The issue came to light because Transform Justice, the charity of which I am director, recently published research on the experience of unrepresented defendants in the criminal courts. We focused on magistrates' courts because a higher proportion of defendants (20-25 per cent) represent themselves there - though there are still 6 per cent without an advocate in the Crown Court.
There is a myth that those who represent themselves are difficult people, hell-bent on having their moment in court.
In fact, our research suggests most of those who defend themselves are not actively choosing to do so - they either earn too much to qualify
for legal aid (over £22,325 disposal household income)
but not enough to afford legal representation, or they have chaotic lives and just have not managed to organise legal aid. Some just guess the process will be straightforward.
Unfortunately, our criminal justice system is anything
but simple. Defendants encountered problems as
basic as understanding the charge. In one case it transpired at a sentencing hearing that the unrepresented defendant had no idea of the charge, let alone the sentence.
Few interviewees felt there was true 'equality of arms' at any stage of the criminal process but they were particularly concerned by trials.Unrepresented defendants start at a significant disadvantage, since they are excluded from the new digital case file system, and often do not even receive the prosecution papers in the post.
And, even when they have the evidence, they struggle
to challenge it. As one of the prosecutors explained, 'no one analyses it, no one picks holes in it, and it's just unfair. The state is paying people to prosecute and it's got to pay someone, if you can't afford it, to defend'.
Two key questions arise from this research: is means testing of legal aid cost effective? And is justice being compromised by the current system?
All the interviewees, judges, and prosecutors felt unrepresented defendants were at a disadvantage - they only differed in how significant they felt that disadvantage was. Sentencing hearings illustrate this. Most people who represent themselves do not understand mitigation, either personal or circumstantial, so they tend

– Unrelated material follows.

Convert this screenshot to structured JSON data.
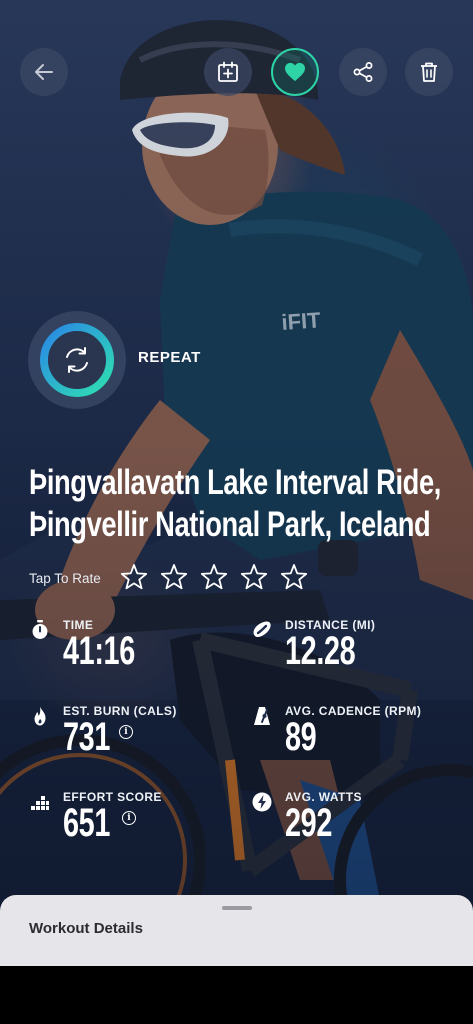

to get tougher sentences.
Their attempts to mitigate can
make the situation worse still: 'Most people, for instance,
think it's mitigation to say they were drunk at the time. The sentencing guidelines say
that's an aggravating feature!' (prosecutor).
Do unrepresented defendants cost the system more than they save? Hearings tend to last longer, whether because the advocates and judges have to spend longer explaining things, or for adjournments to allow papers to be read or witnesses summoned.
One prosecutor said: 'I have known a case listed for an hour for a driving offence take all day (started at 10.50, finished at 18.20)… My worst case was… when I was still sitting in the prosecutor's seat at 21.55!'
In some cases involving unrepresented defendants and vulnerable witnesses, advocates are paid to cross-examine the vulnerable witness on the defendant's behalf. The average cost per case was £1,276 in September 2015 - more than would often be paid to a solicitor for the whole case.
We need a cost-benefit analysis to know whether means-testing legal aid ends up costing more than it saves, but it certainly looks that way.
Meanwhile, the justice system would run more smoothly if unrepresented defendants had some help along the way. Some advocates, judges, and legal advisers are skilled at walking the tightrope of supporting an unrepresented defendant while maintaining the integrity of the process. Some are not. As one magistrate pointed out: 'It's pot luck, and I don't think a court process should be based
Penelope Gibbs is director of Transform Justice www.transformjustice.org.uk